A couple of months ago, I was contacted by someone who was putting together a panel on body image. They wanted the perspective of a mom with young daughters. I talked with that woman on the phone for about an hour, but realized yesterday that she never followed up, so they probably selected someone else.

Looking back, I think I know why I wasn’t picked.

The woman was telling me about how body image issues are presenting themselves younger and younger and asking me about Mazzy. I told her that hasn’t really been my experience at all. I don’t think I’ve heard Mazzy ever say anything negative about her body. Nor have I heard her ever say anything negative about someone else’s body. It’s really just not something that she thinks about. If anything, sometimes she will come down on me for being too concerned about how I look, but that’s usually about putting on make-up. I don’t think Mazzy thinks that I think about my body either.

I think that’s due to a combination of me making an extra effort to never seem self-conscious about my body around her, and also because I am genuinely so much more comfortable in my own skin at this age than I used to be pre-kids.

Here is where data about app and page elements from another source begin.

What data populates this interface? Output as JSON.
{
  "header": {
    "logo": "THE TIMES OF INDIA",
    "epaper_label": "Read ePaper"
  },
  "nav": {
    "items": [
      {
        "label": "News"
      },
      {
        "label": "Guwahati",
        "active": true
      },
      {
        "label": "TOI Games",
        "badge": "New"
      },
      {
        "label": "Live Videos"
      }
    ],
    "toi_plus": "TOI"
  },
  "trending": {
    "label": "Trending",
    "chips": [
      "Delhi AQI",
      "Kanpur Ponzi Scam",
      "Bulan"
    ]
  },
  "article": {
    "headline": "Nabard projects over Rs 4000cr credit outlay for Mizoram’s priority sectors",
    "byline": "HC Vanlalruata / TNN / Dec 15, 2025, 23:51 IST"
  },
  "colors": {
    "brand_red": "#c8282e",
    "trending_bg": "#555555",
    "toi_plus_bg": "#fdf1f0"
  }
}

For instance, before I had kids, I used to try on outfit after outfit in the morning, focusing on what wasn’t working and trying desperately to find something that would hide all the aspects of my body that I was less than comfortable with. Now, I never want to appear like I am scrutinizing my body that harshly or carefully. I also try not to place too much importance on what I am wearing in general. If I put something on, I don’t look at myself at every angle or ask anyone how it looks. I just make a quick decision on my own. When I go to the beach or hang out at a pool, I might wear my cover-up while I’m sitting on a lounge chair, but I make every effort to seem completely comfortable walking around in my swimsuit and going into the water, no matter who else is around. As minor as that may sound, that was a big shift in behavior for me! I don’t deny myself fattening foods and prefer to practice moderation, without ever mentioning things like overdoing it or dieting. I do not count calories or even weigh myself, except at the doctor. We don’t even own a scale. When I started working out a couple of year ago, I told the kids it was to make my body stronger and healthier, instead of thinner. I said it was the same reason their education included physical fitness.

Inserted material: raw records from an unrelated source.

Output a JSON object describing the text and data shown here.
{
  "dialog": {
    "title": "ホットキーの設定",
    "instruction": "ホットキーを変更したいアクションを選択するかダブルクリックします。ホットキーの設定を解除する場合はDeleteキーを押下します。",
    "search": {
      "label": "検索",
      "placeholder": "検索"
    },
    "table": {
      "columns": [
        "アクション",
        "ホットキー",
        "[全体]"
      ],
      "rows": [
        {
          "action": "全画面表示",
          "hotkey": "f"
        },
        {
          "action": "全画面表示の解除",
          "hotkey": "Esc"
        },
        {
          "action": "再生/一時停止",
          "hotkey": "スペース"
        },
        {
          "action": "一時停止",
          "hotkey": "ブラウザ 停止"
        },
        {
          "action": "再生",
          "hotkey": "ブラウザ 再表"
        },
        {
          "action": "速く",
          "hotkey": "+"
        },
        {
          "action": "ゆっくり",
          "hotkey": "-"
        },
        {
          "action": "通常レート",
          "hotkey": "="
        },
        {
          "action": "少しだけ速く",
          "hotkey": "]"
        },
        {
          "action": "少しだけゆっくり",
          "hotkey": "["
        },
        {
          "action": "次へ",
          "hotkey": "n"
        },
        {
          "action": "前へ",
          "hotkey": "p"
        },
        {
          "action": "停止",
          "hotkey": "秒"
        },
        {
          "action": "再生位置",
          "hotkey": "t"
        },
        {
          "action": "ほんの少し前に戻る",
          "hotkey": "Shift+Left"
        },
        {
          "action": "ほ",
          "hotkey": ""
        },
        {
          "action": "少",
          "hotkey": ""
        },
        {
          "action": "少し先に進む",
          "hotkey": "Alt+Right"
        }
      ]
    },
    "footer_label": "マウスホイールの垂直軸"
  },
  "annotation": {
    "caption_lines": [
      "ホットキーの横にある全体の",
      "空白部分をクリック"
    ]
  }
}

Granted, I don’t think I could have done any of these things before I had children. I just had a different priorities back then. I have also grown to accept my body, including what I once perceived as its faults and limitations. I think I’m doing pretty good for 44! Ironically, I think becoming more comfortable with myself has had a positive effect on what I look like. I imagine that’s true for everyone.

So. I will take a little bit of the credit in my daughter’s healthy sense of self.

But, from what I can see, Mazzy is not unique. It seems like all her friends, who are all shapes and sizes, don’t really think about this stuff either. They seem way less concerned with how they look than me and my friends when we were the same age. Sometimes even to a fault because I’ll try to suggest a little grooming like— “let me do something with your hair” or suggest that she wear a better fitted pair of shorts, and she always says, “It doesn’t matter, Mom!”

Maybe I’m being totally naive and all the body image issues are right around the corner…I’m sure puberty is NO PICNIC. Or maybe girls are focusing on more important things and that’s the new trend?

What has been your experience?